EXERCISE GOAL: Scan the records below, and wherever a line has the word "text", pull it out.

(Page and application data records)
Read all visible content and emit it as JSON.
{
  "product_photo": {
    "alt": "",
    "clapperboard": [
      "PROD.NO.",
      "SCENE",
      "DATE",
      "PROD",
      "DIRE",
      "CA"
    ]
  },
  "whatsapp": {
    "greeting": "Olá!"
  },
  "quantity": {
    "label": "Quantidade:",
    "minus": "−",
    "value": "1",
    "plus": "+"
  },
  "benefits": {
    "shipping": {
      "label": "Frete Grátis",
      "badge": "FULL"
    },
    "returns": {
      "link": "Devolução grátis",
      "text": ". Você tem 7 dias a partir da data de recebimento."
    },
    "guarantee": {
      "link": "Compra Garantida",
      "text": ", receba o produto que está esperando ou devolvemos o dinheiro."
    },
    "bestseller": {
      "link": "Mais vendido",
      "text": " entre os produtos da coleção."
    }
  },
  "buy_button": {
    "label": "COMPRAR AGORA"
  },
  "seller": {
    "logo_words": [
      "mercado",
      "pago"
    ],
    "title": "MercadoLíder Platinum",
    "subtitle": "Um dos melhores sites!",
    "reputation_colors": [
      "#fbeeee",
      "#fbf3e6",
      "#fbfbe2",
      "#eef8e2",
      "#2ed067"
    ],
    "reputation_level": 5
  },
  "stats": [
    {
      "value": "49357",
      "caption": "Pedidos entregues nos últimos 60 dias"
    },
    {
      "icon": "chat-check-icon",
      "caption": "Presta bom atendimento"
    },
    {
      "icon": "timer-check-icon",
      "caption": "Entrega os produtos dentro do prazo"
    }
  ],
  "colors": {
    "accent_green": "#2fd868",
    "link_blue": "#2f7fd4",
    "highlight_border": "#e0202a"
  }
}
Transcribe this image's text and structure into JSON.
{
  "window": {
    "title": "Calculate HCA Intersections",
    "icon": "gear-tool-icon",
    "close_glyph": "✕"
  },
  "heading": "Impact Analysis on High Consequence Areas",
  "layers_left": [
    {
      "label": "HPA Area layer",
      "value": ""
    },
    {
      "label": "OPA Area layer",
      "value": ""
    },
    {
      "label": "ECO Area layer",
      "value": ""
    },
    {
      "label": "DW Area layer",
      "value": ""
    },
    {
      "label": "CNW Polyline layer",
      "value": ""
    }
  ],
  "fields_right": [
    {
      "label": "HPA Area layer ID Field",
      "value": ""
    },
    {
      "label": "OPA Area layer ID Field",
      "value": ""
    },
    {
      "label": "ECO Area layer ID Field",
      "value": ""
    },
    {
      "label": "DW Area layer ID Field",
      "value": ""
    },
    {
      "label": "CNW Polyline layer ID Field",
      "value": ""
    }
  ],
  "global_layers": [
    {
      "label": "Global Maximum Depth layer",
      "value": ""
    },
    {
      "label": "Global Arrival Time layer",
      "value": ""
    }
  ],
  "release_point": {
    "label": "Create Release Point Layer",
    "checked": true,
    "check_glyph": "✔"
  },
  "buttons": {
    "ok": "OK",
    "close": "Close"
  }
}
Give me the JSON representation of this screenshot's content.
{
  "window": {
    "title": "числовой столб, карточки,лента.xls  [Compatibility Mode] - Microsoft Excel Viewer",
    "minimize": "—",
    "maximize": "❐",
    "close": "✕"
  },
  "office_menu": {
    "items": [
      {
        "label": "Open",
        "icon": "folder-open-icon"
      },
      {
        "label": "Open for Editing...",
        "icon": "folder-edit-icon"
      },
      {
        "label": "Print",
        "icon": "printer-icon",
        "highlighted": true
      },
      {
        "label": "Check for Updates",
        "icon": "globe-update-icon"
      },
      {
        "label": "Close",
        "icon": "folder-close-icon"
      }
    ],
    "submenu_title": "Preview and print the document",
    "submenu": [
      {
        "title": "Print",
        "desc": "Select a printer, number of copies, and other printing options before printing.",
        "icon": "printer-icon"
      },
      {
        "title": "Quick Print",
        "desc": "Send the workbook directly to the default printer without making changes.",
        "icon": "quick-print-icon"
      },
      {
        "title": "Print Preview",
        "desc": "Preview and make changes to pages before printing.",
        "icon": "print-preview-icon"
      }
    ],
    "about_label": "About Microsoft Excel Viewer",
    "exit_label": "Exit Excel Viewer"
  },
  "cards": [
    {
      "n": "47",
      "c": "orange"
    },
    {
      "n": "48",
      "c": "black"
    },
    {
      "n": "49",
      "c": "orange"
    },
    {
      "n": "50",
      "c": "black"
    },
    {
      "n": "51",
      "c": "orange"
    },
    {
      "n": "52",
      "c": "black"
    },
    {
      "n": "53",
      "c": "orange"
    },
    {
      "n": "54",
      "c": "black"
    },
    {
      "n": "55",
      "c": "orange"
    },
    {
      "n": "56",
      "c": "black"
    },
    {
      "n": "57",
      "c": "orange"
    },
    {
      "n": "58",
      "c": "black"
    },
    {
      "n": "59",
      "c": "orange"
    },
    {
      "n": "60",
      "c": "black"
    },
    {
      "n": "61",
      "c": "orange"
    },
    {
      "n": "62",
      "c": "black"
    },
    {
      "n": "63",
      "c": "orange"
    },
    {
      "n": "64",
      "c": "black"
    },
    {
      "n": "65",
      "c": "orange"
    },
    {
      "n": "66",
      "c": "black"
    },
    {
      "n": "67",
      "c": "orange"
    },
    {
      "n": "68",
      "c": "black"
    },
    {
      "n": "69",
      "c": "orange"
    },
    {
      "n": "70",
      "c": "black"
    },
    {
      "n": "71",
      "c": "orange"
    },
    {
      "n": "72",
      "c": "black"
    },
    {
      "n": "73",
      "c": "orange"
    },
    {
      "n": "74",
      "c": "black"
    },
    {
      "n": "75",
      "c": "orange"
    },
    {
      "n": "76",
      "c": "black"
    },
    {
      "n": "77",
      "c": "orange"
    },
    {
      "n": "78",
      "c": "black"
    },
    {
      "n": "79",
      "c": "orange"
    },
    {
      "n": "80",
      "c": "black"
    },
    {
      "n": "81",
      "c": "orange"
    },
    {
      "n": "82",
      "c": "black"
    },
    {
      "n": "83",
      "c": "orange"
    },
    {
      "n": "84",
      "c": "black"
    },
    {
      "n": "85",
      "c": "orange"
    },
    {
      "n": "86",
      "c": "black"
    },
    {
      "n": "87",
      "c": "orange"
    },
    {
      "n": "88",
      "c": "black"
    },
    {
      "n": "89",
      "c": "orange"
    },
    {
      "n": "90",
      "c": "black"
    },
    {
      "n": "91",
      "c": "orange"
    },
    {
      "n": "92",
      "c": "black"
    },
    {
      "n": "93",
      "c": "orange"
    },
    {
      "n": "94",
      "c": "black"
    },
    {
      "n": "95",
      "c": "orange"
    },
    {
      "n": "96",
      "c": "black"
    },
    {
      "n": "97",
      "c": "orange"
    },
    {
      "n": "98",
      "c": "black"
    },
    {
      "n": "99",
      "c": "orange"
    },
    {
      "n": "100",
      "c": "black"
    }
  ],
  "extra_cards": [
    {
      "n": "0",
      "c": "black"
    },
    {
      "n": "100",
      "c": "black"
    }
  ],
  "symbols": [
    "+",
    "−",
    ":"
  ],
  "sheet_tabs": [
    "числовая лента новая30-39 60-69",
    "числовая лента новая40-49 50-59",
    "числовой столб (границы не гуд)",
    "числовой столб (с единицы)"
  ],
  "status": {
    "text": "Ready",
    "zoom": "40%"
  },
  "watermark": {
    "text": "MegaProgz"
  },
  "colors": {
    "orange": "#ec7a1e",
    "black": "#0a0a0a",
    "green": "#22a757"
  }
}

ANSWER FOR THE TASK:
      "text": ". Você tem 7 dias a partir da data de recebimento."
      "text": ", receba o produto que está esperando ou devolvemos o dinheiro."
      "text": " entre os produtos da coleção."
Transcribe this image's text and structure into JSON.
    "text": "Ready",
    "text": "MegaProgz"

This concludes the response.